But there is another version of Batman, one that is closer to his roots. I was reminded of the delight that can be…
Tue. March 17
Rom-Coms are my favorite kind of movies. Yet Hollywood’s releases have become increasingly formulaic, unfunny, and anything but romantic. (Is Bridesmaids really the best we can do?) So, I was thrilled to encounter Serial (Bad) Weddings at the Washington Jewish Film Festival a few weeks ago.
The French film, subtitled in English, is uproariously funny. That is, if you’re willing to laugh at some seriously politically incorrect humor. And it must be asked: In the aftermath of the Charlie Hebdo massacre, are Western audiences still willing—and able—to do that?
The Jewish Daily Forward reports:
Released in France last year under its original title, Qu’est-ce qu’on a fait au Bon Dieu? (literally, What Have We Done To God?), the movie grossed more than $104 million in its native country, becoming the highest grossing film of .
But speaking to French magazine Le Point last fall, [movie distributor]…
Mon. March 16
There is arguably no group of people on earth more tone-deaf about their own privilege and wealth than the denizens of the high fashion world. They often can’t comprehend the disconnect of highly-paid models in impossibly expensive designer wear posing in slums, or runway shows featuring homeless chic, or poverty-stricken people in exotic locales serving as props or ambiance in photo shoots. The cluelessness is painful to witness.
Enter 32-year-old German princess Elisabeth von Thurn und Taxis, Vogue’s style editor-at-large. TNT, as she is called, exposed herself as seriously out-of-touch with the commoners earlier this month by posting an Instagram pic of a homeless woman surrounded by her bagged possessions, sitting under a dirty blanket on the street before a metal-shuttered storefront—and reading Vogue.
Von Thurn und Taxis, who was in the City of Lights for fashion week, blithely commented on the pic, “Paris is full of…
Mon. March 16
The beginning of the new Cinderella movie is a fairy tale ending.
We see a couple cooing over their baby daughter, sitting in a sunny meadow, wildflowers abounding. The little girl grows older, but the idyllic quality remains. We see young Ella learning to dance with her dad, her mother watching them; we see her going to sleep, her mother singing to her, her father in the background.

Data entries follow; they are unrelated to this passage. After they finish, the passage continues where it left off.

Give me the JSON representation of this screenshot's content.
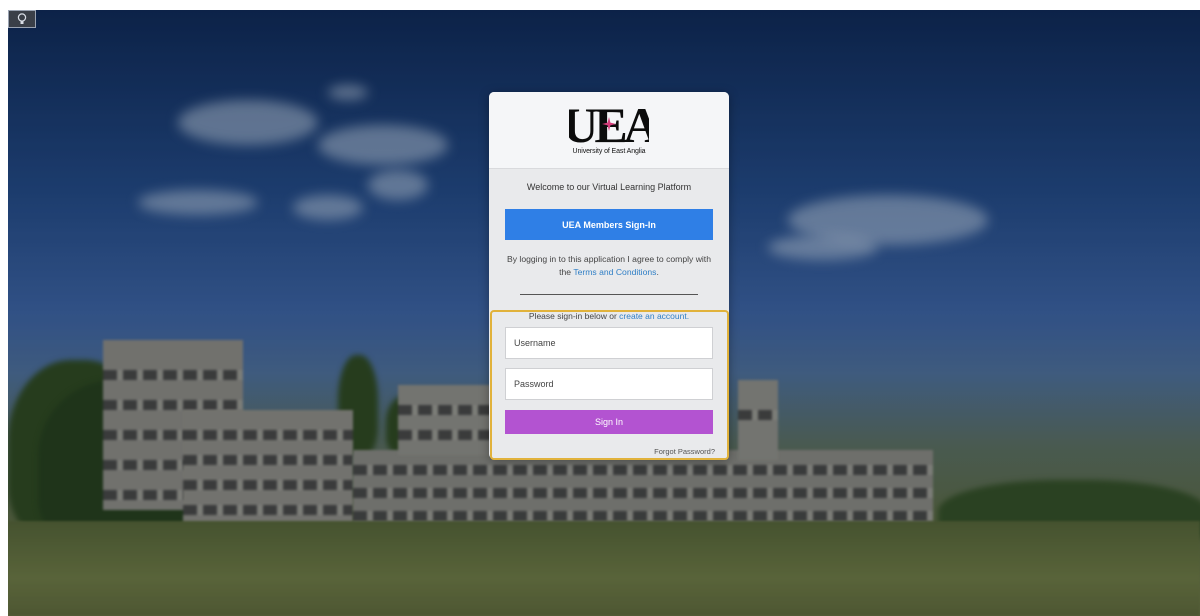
{
  "logo": {
    "mark": "UEA",
    "name": "University of East Anglia"
  },
  "welcome_text": "Welcome to our Virtual Learning Platform",
  "members_button": "UEA Members Sign-In",
  "agreement": {
    "prefix": "By logging in to this application I agree to comply with the",
    "link": "Terms and Conditions",
    "suffix": "."
  },
  "signin": {
    "prompt_prefix": "Please sign-in below or",
    "prompt_link": "create an account",
    "prompt_suffix": ".",
    "username_placeholder": "Username",
    "password_placeholder": "Password",
    "button": "Sign In",
    "forgot": "Forgot Password?"
  },
  "colors": {
    "members_button": "#2f7fe6",
    "signin_button": "#b353d1",
    "highlight": "#e1b23b",
    "link": "#2f7fc6",
    "logo_star": "#d63c7a"
  }
}
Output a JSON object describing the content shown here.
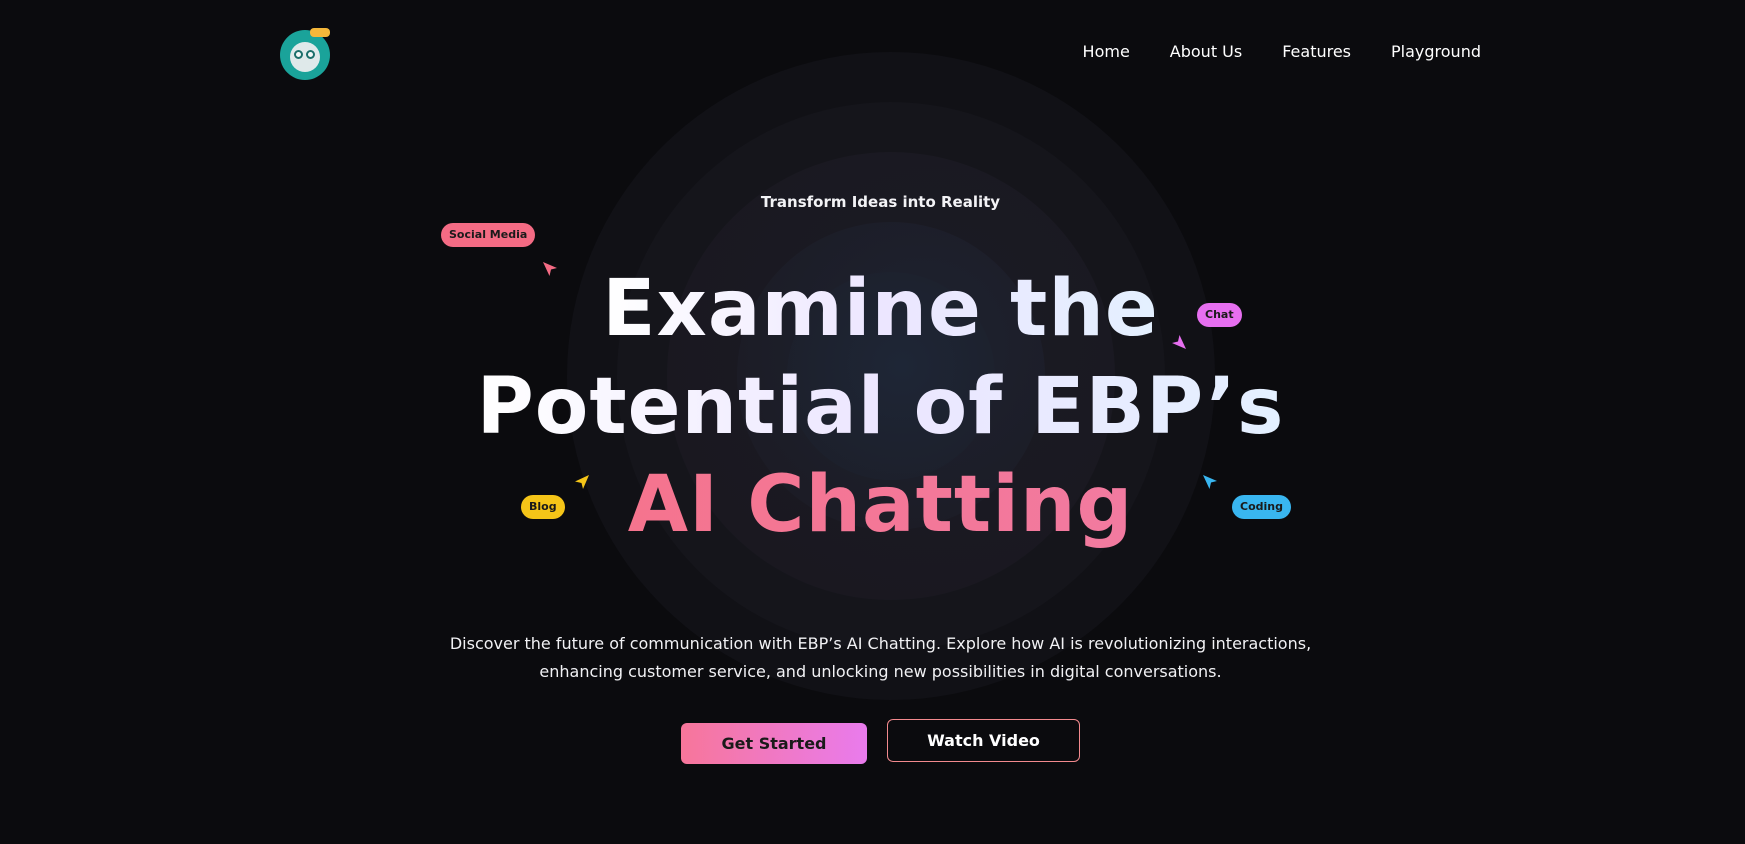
{
  "nav": {
    "items": [
      "Home",
      "About Us",
      "Features",
      "Playground"
    ]
  },
  "hero": {
    "eyebrow": "Transform Ideas into Reality",
    "headline_line1": "Examine the",
    "headline_line2": "Potential of EBP’s",
    "headline_line3": "AI Chatting",
    "description_line1": "Discover the future of communication with EBP’s AI Chatting. Explore how AI is revolutionizing interactions,",
    "description_line2": "enhancing customer service, and unlocking new possibilities in digital conversations.",
    "primary_button": "Get Started",
    "secondary_button": "Watch Video"
  },
  "tags": {
    "social": "Social Media",
    "chat": "Chat",
    "blog": "Blog",
    "coding": "Coding"
  },
  "colors": {
    "background": "#0b0b0e",
    "accent_pink": "#f5748e",
    "accent_violet": "#e97bed",
    "tag_yellow": "#f5c518",
    "tag_blue": "#39b6f0",
    "logo_teal": "#1aa39a"
  },
  "icons": {
    "logo": "robot-avatar-icon",
    "cursor": "pointer-arrow-icon"
  }
}
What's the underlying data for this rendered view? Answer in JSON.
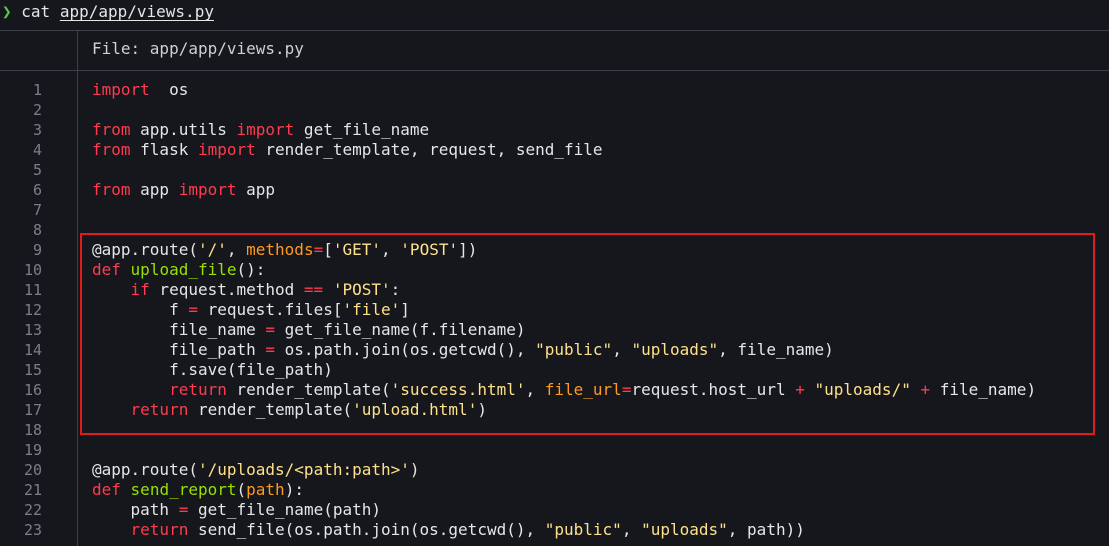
{
  "terminal": {
    "prompt_symbol": "❯",
    "command": "cat",
    "command_path": "app/app/views.py"
  },
  "viewer": {
    "header": "File: app/app/views.py",
    "accent_colors": {
      "keyword": "#ff3b4e",
      "function": "#98e000",
      "string": "#ffe18a",
      "parameter": "#ff9a1f",
      "highlight_box": "#e11a1a"
    },
    "lines": [
      {
        "n": "1",
        "tokens": [
          [
            "kw",
            "import"
          ],
          [
            "",
            "  os"
          ]
        ]
      },
      {
        "n": "2",
        "tokens": []
      },
      {
        "n": "3",
        "tokens": [
          [
            "kw",
            "from"
          ],
          [
            "",
            " app.utils "
          ],
          [
            "kw",
            "import"
          ],
          [
            "",
            " get_file_name"
          ]
        ]
      },
      {
        "n": "4",
        "tokens": [
          [
            "kw",
            "from"
          ],
          [
            "",
            " flask "
          ],
          [
            "kw",
            "import"
          ],
          [
            "",
            " render_template, request, send_file"
          ]
        ]
      },
      {
        "n": "5",
        "tokens": []
      },
      {
        "n": "6",
        "tokens": [
          [
            "kw",
            "from"
          ],
          [
            "",
            " app "
          ],
          [
            "kw",
            "import"
          ],
          [
            "",
            " app"
          ]
        ]
      },
      {
        "n": "7",
        "tokens": []
      },
      {
        "n": "8",
        "tokens": []
      },
      {
        "n": "9",
        "tokens": [
          [
            "",
            "@app.route("
          ],
          [
            "st",
            "'/'"
          ],
          [
            "",
            ", "
          ],
          [
            "pm",
            "methods"
          ],
          [
            "op",
            "="
          ],
          [
            "",
            "["
          ],
          [
            "st",
            "'GET'"
          ],
          [
            "",
            ", "
          ],
          [
            "st",
            "'POST'"
          ],
          [
            "",
            "])"
          ]
        ]
      },
      {
        "n": "10",
        "tokens": [
          [
            "kw",
            "def"
          ],
          [
            "",
            " "
          ],
          [
            "fn",
            "upload_file"
          ],
          [
            "",
            "():"
          ]
        ]
      },
      {
        "n": "11",
        "tokens": [
          [
            "",
            "    "
          ],
          [
            "kw",
            "if"
          ],
          [
            "",
            " request.method "
          ],
          [
            "op",
            "=="
          ],
          [
            "",
            " "
          ],
          [
            "st",
            "'POST'"
          ],
          [
            "",
            ":"
          ]
        ]
      },
      {
        "n": "12",
        "tokens": [
          [
            "",
            "        f "
          ],
          [
            "op",
            "="
          ],
          [
            "",
            " request.files["
          ],
          [
            "st",
            "'file'"
          ],
          [
            "",
            "]"
          ]
        ]
      },
      {
        "n": "13",
        "tokens": [
          [
            "",
            "        file_name "
          ],
          [
            "op",
            "="
          ],
          [
            "",
            " get_file_name(f.filename)"
          ]
        ]
      },
      {
        "n": "14",
        "tokens": [
          [
            "",
            "        file_path "
          ],
          [
            "op",
            "="
          ],
          [
            "",
            " os.path.join(os.getcwd(), "
          ],
          [
            "st",
            "\"public\""
          ],
          [
            "",
            ", "
          ],
          [
            "st",
            "\"uploads\""
          ],
          [
            "",
            ", file_name)"
          ]
        ]
      },
      {
        "n": "15",
        "tokens": [
          [
            "",
            "        f.save(file_path)"
          ]
        ]
      },
      {
        "n": "16",
        "tokens": [
          [
            "",
            "        "
          ],
          [
            "kw",
            "return"
          ],
          [
            "",
            " render_template("
          ],
          [
            "st",
            "'success.html'"
          ],
          [
            "",
            ", "
          ],
          [
            "pm",
            "file_url"
          ],
          [
            "op",
            "="
          ],
          [
            "",
            "request.host_url "
          ],
          [
            "op",
            "+"
          ],
          [
            "",
            " "
          ],
          [
            "st",
            "\"uploads/\""
          ],
          [
            "",
            " "
          ],
          [
            "op",
            "+"
          ],
          [
            "",
            " file_name)"
          ]
        ]
      },
      {
        "n": "17",
        "tokens": [
          [
            "",
            "    "
          ],
          [
            "kw",
            "return"
          ],
          [
            "",
            " render_template("
          ],
          [
            "st",
            "'upload.html'"
          ],
          [
            "",
            ")"
          ]
        ]
      },
      {
        "n": "18",
        "tokens": []
      },
      {
        "n": "19",
        "tokens": []
      },
      {
        "n": "20",
        "tokens": [
          [
            "",
            "@app.route("
          ],
          [
            "st",
            "'/uploads/<path:path>'"
          ],
          [
            "",
            ")"
          ]
        ]
      },
      {
        "n": "21",
        "tokens": [
          [
            "kw",
            "def"
          ],
          [
            "",
            " "
          ],
          [
            "fn",
            "send_report"
          ],
          [
            "",
            "("
          ],
          [
            "pm",
            "path"
          ],
          [
            "",
            "):"
          ]
        ]
      },
      {
        "n": "22",
        "tokens": [
          [
            "",
            "    path "
          ],
          [
            "op",
            "="
          ],
          [
            "",
            " get_file_name(path)"
          ]
        ]
      },
      {
        "n": "23",
        "tokens": [
          [
            "",
            "    "
          ],
          [
            "kw",
            "return"
          ],
          [
            "",
            " send_file(os.path.join(os.getcwd(), "
          ],
          [
            "st",
            "\"public\""
          ],
          [
            "",
            ", "
          ],
          [
            "st",
            "\"uploads\""
          ],
          [
            "",
            ", path))"
          ]
        ]
      }
    ]
  }
}
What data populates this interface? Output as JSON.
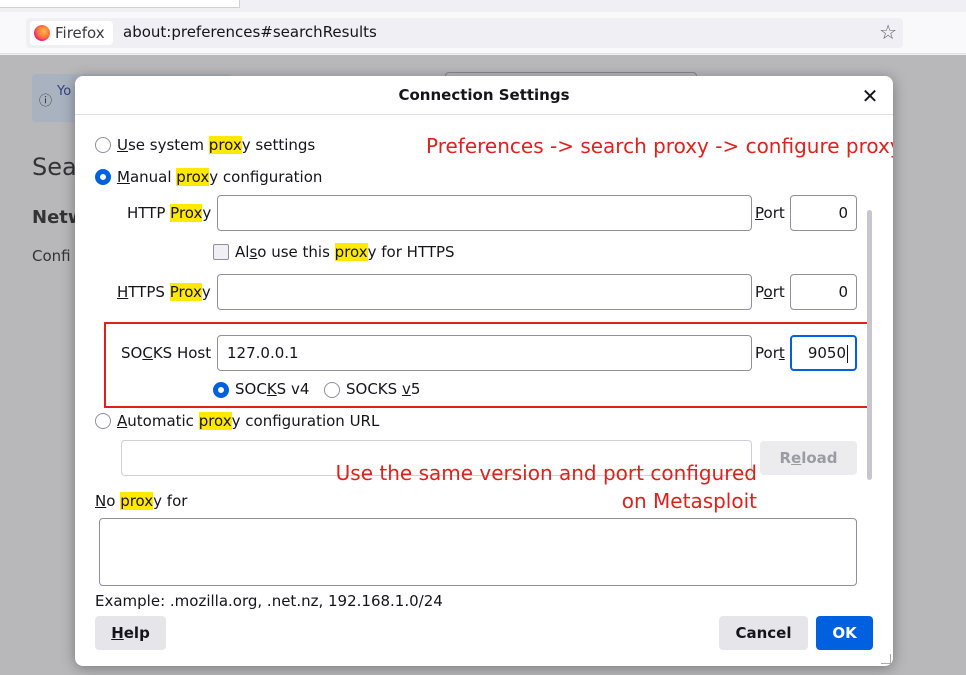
{
  "browser": {
    "identity_label": "Firefox",
    "url": "about:preferences#searchResults",
    "star_icon": "star-icon"
  },
  "background_page": {
    "notice_text": "Yo org",
    "heading": "Sea",
    "section_heading": "Netw",
    "section_text": "Confi"
  },
  "dialog": {
    "title": "Connection Settings",
    "close_glyph": "✕",
    "options": {
      "system_proxy": {
        "pre": "U",
        "ul": "",
        "mid": "se system ",
        "hl": "prox",
        "post": "y settings",
        "checked": false
      },
      "manual_proxy": {
        "pre": "",
        "ul": "M",
        "mid": "anual ",
        "hl": "prox",
        "post": "y configuration",
        "checked": true
      },
      "auto_proxy": {
        "pre": "",
        "ul": "A",
        "mid": "utomatic ",
        "hl": "prox",
        "post": "y configuration URL",
        "checked": false
      }
    },
    "http": {
      "label_pre": "HTTP ",
      "label_hl": "Prox",
      "label_post": "y",
      "value": "",
      "port_label_ul": "P",
      "port_label_rest": "ort",
      "port": "0"
    },
    "also_https": {
      "pre": "Al",
      "ul": "s",
      "mid": "o use this ",
      "hl": "prox",
      "post": "y for HTTPS",
      "checked": false
    },
    "https": {
      "label_ul": "H",
      "label_pre": "TTPS ",
      "label_hl": "Prox",
      "label_post": "y",
      "value": "",
      "port_label_pre": "P",
      "port_label_ul": "o",
      "port_label_rest": "rt",
      "port": "0"
    },
    "socks": {
      "label_pre": "SO",
      "label_ul": "C",
      "label_post": "KS Host",
      "value": "127.0.0.1",
      "port_label_pre": "Por",
      "port_label_ul": "t",
      "port": "9050",
      "v4": {
        "pre": "SOC",
        "ul": "K",
        "post": "S v4",
        "checked": true
      },
      "v5": {
        "pre": "SOCKS ",
        "ul": "v",
        "post": "5",
        "checked": false
      }
    },
    "auto_url_value": "",
    "reload": {
      "pre": "R",
      "ul": "e",
      "post": "load"
    },
    "no_proxy": {
      "ul": "N",
      "pre": "o ",
      "hl": "prox",
      "post": "y for",
      "value": ""
    },
    "example": "Example: .mozilla.org, .net.nz, 192.168.1.0/24",
    "help": {
      "ul": "H",
      "post": "elp"
    },
    "cancel_label": "Cancel",
    "ok_label": "OK"
  },
  "annotations": {
    "top": "Preferences -> search proxy -> configure proxy",
    "middle_line1": "Use the same version and port configured",
    "middle_line2": "on Metasploit",
    "color": "#e0211b"
  },
  "colors": {
    "accent": "#0061e0",
    "highlight": "#ffe900"
  }
}
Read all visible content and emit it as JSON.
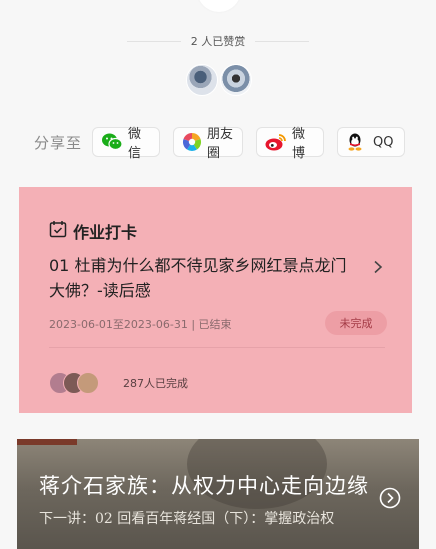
{
  "praise": {
    "text": "2 人已赞赏"
  },
  "share": {
    "label": "分享至",
    "buttons": [
      {
        "label": "微信",
        "icon": "wechat-icon"
      },
      {
        "label": "朋友圈",
        "icon": "moments-icon"
      },
      {
        "label": "微博",
        "icon": "weibo-icon"
      },
      {
        "label": "QQ",
        "icon": "qq-icon"
      }
    ]
  },
  "task": {
    "title": "作业打卡",
    "main_text": "01  杜甫为什么都不待见家乡网红景点龙门大佛？-读后感",
    "meta": "2023-06-01至2023-06-31 | 已结束",
    "status": "未完成",
    "completed": "287人已完成"
  },
  "course": {
    "title": "蒋介石家族：从权力中心走向边缘",
    "subtitle": "下一讲：02 回看百年蒋经国（下）：掌握政治权"
  },
  "colors": {
    "task_bg": "#f4b0b6",
    "wechat": "#1aad19",
    "weibo": "#e6162d"
  }
}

And then—to use a phrase singularly appropriate for Cinderella—the other shoe drops: Ella’s mother dies, after telling her daughter she must “have courage and be kind.”
So begins a downward spiral for Ella’s life: she gains a cruel stepmother, Lady Tremaine, and stepsisters, her father dies, and she finds herself the mocked family maid.
Then, of course, she gets her twist of fate: she meets and falls in love with a man (Kit) who, unknown to her, is…
For “Mad Men” creator and executive producer Matthew…CONTINUE READING >